Exercise prompt: The full set of entries is to be printed exactly, with pictures excluded.

━━━━━ Material for the task

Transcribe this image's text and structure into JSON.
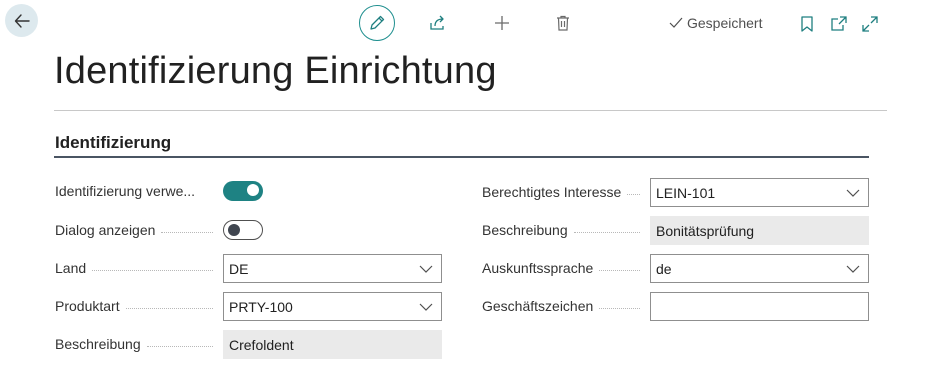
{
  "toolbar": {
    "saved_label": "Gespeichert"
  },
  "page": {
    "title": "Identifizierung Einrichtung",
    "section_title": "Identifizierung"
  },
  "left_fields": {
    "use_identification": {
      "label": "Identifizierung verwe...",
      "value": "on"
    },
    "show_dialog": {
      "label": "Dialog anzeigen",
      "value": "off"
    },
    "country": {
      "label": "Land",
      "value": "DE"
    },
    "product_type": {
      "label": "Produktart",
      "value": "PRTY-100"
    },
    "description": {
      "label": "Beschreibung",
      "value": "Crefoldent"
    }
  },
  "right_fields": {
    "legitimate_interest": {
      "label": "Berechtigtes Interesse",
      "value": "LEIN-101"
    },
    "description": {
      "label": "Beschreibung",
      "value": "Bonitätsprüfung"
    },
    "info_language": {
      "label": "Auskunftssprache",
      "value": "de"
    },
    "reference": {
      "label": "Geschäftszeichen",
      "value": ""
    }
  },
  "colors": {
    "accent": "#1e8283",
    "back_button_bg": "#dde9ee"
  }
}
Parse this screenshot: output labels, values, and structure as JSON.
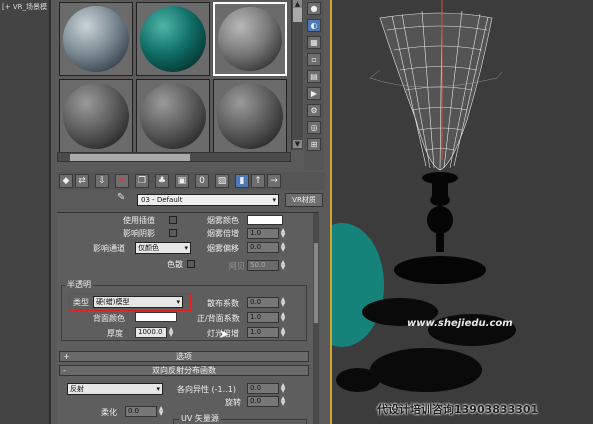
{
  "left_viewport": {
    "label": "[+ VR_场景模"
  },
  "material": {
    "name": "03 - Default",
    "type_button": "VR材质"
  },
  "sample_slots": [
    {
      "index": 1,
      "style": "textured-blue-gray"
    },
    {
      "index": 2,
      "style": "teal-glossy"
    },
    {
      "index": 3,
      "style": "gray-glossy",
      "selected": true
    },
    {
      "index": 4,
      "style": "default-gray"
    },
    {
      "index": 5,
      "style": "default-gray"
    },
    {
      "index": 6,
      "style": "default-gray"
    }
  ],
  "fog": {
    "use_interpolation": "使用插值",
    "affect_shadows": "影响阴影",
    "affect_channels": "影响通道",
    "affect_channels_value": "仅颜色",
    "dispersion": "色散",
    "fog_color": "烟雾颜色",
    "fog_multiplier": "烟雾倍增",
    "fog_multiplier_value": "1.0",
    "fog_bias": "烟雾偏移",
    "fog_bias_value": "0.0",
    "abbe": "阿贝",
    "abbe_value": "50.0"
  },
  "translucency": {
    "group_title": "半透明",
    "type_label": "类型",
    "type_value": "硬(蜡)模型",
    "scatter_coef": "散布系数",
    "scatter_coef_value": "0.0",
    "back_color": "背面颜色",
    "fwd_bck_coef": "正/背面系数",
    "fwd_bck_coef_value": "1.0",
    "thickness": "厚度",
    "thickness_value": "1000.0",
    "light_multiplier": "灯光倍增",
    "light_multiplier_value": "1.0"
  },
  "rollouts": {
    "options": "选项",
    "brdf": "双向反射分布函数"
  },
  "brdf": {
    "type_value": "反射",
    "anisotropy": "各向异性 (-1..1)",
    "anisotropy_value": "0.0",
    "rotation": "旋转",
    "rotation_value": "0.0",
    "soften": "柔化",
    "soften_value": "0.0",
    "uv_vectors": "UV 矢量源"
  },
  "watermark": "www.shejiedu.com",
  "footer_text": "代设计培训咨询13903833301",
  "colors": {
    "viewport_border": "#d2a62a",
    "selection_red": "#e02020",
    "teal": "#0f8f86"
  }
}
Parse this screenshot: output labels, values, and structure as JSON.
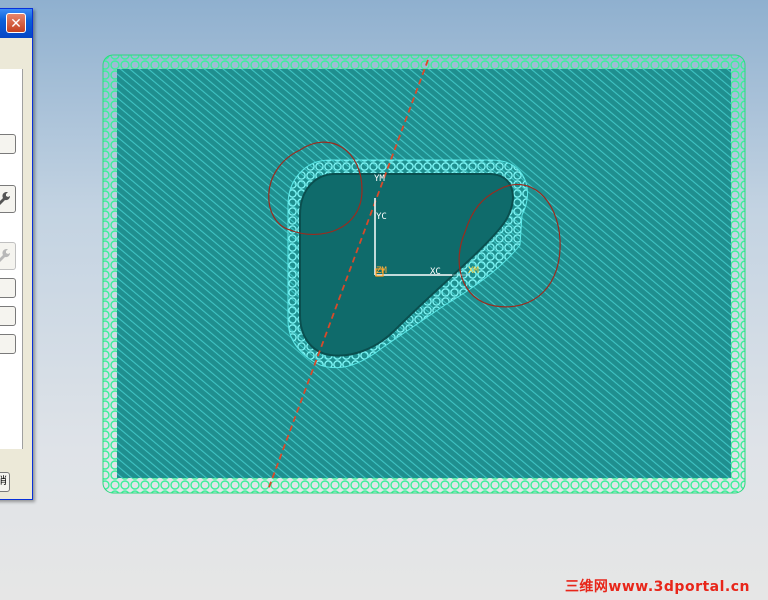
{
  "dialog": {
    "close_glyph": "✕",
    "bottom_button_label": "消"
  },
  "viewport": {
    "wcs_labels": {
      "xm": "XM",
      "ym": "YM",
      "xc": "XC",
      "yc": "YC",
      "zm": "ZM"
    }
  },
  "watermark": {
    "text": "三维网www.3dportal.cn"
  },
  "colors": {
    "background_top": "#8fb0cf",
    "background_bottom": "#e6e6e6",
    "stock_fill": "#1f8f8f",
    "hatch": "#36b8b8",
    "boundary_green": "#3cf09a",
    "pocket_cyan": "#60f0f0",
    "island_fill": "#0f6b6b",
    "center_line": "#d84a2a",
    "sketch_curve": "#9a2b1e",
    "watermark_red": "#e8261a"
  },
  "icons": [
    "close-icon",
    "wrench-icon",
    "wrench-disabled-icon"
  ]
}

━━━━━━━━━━

Your response:
Transcribe this image's text and structure into JSON.
{
  "toolbar": {
    "saved_label": "Gespeichert"
  },
  "page": {
    "title": "Identifizierung Einrichtung",
    "section_title": "Identifizierung"
  },
  "left_fields": {
    "use_identification": {
      "label": "Identifizierung verwe...",
      "value": "on"
    },
    "show_dialog": {
      "label": "Dialog anzeigen",
      "value": "off"
    },
    "country": {
      "label": "Land",
      "value": "DE"
    },
    "product_type": {
      "label": "Produktart",
      "value": "PRTY-100"
    },
    "description": {
      "label": "Beschreibung",
      "value": "Crefoldent"
    }
  },
  "right_fields": {
    "legitimate_interest": {
      "label": "Berechtigtes Interesse",
      "value": "LEIN-101"
    },
    "description": {
      "label": "Beschreibung",
      "value": "Bonitätsprüfung"
    },
    "info_language": {
      "label": "Auskunftssprache",
      "value": "de"
    },
    "reference": {
      "label": "Geschäftszeichen",
      "value": ""
    }
  },
  "colors": {
    "accent": "#1e8283",
    "back_button_bg": "#dde9ee"
  }
}
Parse this screenshot: output labels, values, and structure as JSON.
{
  "left_viewport": {
    "label": "[+ VR_场景模"
  },
  "material": {
    "name": "03 - Default",
    "type_button": "VR材质"
  },
  "sample_slots": [
    {
      "index": 1,
      "style": "textured-blue-gray"
    },
    {
      "index": 2,
      "style": "teal-glossy"
    },
    {
      "index": 3,
      "style": "gray-glossy",
      "selected": true
    },
    {
      "index": 4,
      "style": "default-gray"
    },
    {
      "index": 5,
      "style": "default-gray"
    },
    {
      "index": 6,
      "style": "default-gray"
    }
  ],
  "fog": {
    "use_interpolation": "使用插值",
    "affect_shadows": "影响阴影",
    "affect_channels": "影响通道",
    "affect_channels_value": "仅颜色",
    "dispersion": "色散",
    "fog_color": "烟雾颜色",
    "fog_multiplier": "烟雾倍增",
    "fog_multiplier_value": "1.0",
    "fog_bias": "烟雾偏移",
    "fog_bias_value": "0.0",
    "abbe": "阿贝",
    "abbe_value": "50.0"
  },
  "translucency": {
    "group_title": "半透明",
    "type_label": "类型",
    "type_value": "硬(蜡)模型",
    "scatter_coef": "散布系数",
    "scatter_coef_value": "0.0",
    "back_color": "背面颜色",
    "fwd_bck_coef": "正/背面系数",
    "fwd_bck_coef_value": "1.0",
    "thickness": "厚度",
    "thickness_value": "1000.0",
    "light_multiplier": "灯光倍增",
    "light_multiplier_value": "1.0"
  },
  "rollouts": {
    "options": "选项",
    "brdf": "双向反射分布函数"
  },
  "brdf": {
    "type_value": "反射",
    "anisotropy": "各向异性 (-1..1)",
    "anisotropy_value": "0.0",
    "rotation": "旋转",
    "rotation_value": "0.0",
    "soften": "柔化",
    "soften_value": "0.0",
    "uv_vectors": "UV 矢量源"
  },
  "watermark": "www.shejiedu.com",
  "footer_text": "代设计培训咨询13903833301",
  "colors": {
    "viewport_border": "#d2a62a",
    "selection_red": "#e02020",
    "teal": "#0f8f86"
  }
}
Parse this screenshot: output labels, values, and structure as JSON.
{
  "dialog": {
    "close_glyph": "✕",
    "bottom_button_label": "消"
  },
  "viewport": {
    "wcs_labels": {
      "xm": "XM",
      "ym": "YM",
      "xc": "XC",
      "yc": "YC",
      "zm": "ZM"
    }
  },
  "watermark": {
    "text": "三维网www.3dportal.cn"
  },
  "colors": {
    "background_top": "#8fb0cf",
    "background_bottom": "#e6e6e6",
    "stock_fill": "#1f8f8f",
    "hatch": "#36b8b8",
    "boundary_green": "#3cf09a",
    "pocket_cyan": "#60f0f0",
    "island_fill": "#0f6b6b",
    "center_line": "#d84a2a",
    "sketch_curve": "#9a2b1e",
    "watermark_red": "#e8261a"
  },
  "icons": [
    "close-icon",
    "wrench-icon",
    "wrench-disabled-icon"
  ]
}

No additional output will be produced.